__Entries from a dataset of interfaces__.
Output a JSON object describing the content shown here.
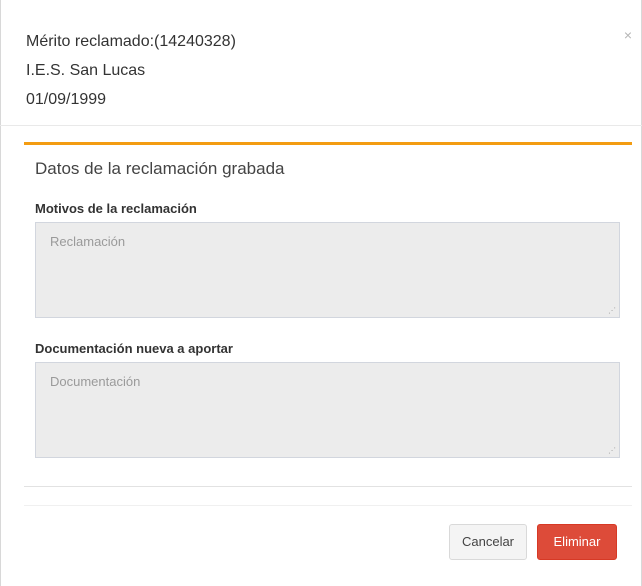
{
  "header": {
    "line1": "Mérito reclamado:(14240328)",
    "line2": "I.E.S. San Lucas",
    "line3": "01/09/1999",
    "close_glyph": "×"
  },
  "box": {
    "title": "Datos de la reclamación grabada",
    "accent_color": "#f39c12",
    "fields": [
      {
        "label": "Motivos de la reclamación",
        "placeholder": "Reclamación",
        "value": ""
      },
      {
        "label": "Documentación nueva a aportar",
        "placeholder": "Documentación",
        "value": ""
      }
    ]
  },
  "footer": {
    "cancel_label": "Cancelar",
    "delete_label": "Eliminar",
    "delete_color": "#dd4b39"
  },
  "icons": {
    "close": "close-icon",
    "resize": "resize-grip-icon"
  }
}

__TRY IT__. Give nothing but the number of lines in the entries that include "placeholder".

__RESPONSE BELOW__. 2